Unpacking the Great Commission

Lately I was reading (yet again) the Great Commission passage in Matthew 28:16-20. What struck me was that the authority that Jesus has, because of His ulitmate obedience to God, is also given to those who are sent as His witnesses for Him and the Father and the Holy Spirit.

This, of course, is not a new concept or teaching. As I dug deeper, however, I realized that the key to having Christ’s authority is that we must be involved in Christian work the way Christ defines it. Otherwise we have no authority from God, nor His endorsement to do what we do in His name. It may seem obvious but the subtlety of it is in the practical personal test of asking ourselves: do we really do the mission work the way Christ commanded us?What is the scope of the Great Commission? Here is the text:

And Jesus came up and spoke to them, saying, “All authority has been given to Me in heaven and on earth.
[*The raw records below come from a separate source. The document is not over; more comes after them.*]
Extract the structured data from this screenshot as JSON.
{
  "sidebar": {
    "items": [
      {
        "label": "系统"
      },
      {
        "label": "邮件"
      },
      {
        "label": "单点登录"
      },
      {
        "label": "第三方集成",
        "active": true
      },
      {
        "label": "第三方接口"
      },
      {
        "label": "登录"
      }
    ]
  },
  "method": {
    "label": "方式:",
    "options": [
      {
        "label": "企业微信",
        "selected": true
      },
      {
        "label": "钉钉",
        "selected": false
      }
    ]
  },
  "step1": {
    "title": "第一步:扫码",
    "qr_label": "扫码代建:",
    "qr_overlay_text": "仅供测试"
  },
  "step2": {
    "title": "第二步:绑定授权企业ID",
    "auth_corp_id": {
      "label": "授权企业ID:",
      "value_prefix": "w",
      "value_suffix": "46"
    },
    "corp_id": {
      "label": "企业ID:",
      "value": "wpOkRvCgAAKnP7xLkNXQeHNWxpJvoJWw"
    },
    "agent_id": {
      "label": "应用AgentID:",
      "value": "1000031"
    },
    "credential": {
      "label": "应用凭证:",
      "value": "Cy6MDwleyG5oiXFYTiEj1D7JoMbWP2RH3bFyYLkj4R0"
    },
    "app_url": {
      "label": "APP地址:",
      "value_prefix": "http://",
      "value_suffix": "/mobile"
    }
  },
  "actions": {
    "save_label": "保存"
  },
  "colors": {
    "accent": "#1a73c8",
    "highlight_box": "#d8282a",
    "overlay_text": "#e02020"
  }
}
Go therefore and make disciples of all the nations, baptizing them in the name of the Father and the Son and the Holy Spirit, teaching them to observe all that I commanded you; and lo, I am with you always, even to the end of the age.” (Matthew 28:18-20)

Our main goal is to make disciples of Christ who come from among all nations. This is Christ’s commission. How can we do that? By baptizing them in the name of the Holy Trinity, which means that they have already heard the Gospel and made a confession of faith in Christ as the son of God (Acts 2:38). The second aspect of making disciples is teaching them to observe all of Christ’s commandments. This is a lengthier process of growing as a follower of Christ in one’s lifestyle and life-choices. Thus mission has two main goals – an outreach and an “inreach.”
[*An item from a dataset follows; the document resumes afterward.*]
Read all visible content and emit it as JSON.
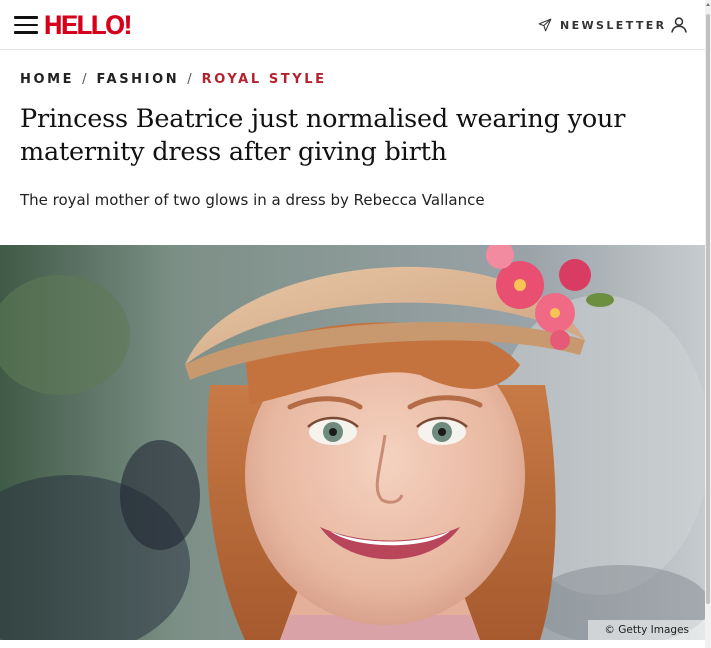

The outreach aims to tell people about God and salvation in Christ. The second part of the missionary task, the inreach, is to help them grow into a Christ-like human being, one that is known to constantly apporpriate more and more obedience to Christ’s teaching into themselves.
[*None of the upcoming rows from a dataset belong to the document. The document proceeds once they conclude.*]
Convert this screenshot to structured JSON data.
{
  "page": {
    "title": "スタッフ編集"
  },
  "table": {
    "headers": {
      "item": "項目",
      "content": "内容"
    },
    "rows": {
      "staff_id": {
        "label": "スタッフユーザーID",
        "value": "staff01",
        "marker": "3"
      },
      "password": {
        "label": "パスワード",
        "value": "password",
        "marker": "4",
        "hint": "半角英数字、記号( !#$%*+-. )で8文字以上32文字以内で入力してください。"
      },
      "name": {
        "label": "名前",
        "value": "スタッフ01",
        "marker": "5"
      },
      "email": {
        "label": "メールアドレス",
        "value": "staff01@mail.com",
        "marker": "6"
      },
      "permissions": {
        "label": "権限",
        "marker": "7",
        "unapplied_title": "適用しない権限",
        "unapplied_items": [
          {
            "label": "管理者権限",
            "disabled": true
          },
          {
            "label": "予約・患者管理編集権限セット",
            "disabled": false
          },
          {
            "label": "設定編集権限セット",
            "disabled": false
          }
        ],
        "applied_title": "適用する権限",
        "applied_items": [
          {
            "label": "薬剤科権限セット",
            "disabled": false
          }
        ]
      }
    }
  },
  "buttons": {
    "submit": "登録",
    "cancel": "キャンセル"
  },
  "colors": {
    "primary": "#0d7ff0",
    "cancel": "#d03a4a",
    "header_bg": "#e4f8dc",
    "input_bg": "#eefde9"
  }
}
If we fall wtihin these limits of the sending out given to us by Jesus, (1) reaching out those who seek God but don’t know about Hiim, and then (2) making sure the converts grow in their faith and develop ever deeper relationship with Christ, we will have God’s approval, His authority and His protection.

These limits are not actually limits – discipleship can take many formats and shapes; it can be done it innumerable various languages, settings, and time spans. The format is not that important; the motivation is and keeping the actual commission. After this evaluation is done, however, we must rest assured that anything that falls outside of the “disciple-making boundaries” will not be supported by God; it cannot be called “The Great Commission”; God’s authority will not be behind it. We may claim that God has given us the authority but this claim will not be true unless we are indeed making disciples of all nations by baptizing them in God’s name and teaching them full obedience to Him.

We have two encouraging observations to make to this brief study of the Great Commision: (1) the commandments of Christ are not difficult (In Matthew 10:30 Jesus stated that His yoke is easy and His burden is light – showing that with God’s help discipleship is not rocket science although it is much more valuable) and (2) they are all available for review and study in the New Testament. Those who want to see the backdrop of our faith can go for a more extensive study in the Old Testament of the Bible.

It will be a grave mistake, however, to attribute to ourselves as believers and Chrsitian workers, God’s authority for mission in this world, if we are not willing to follow the guidelines of His commissioning.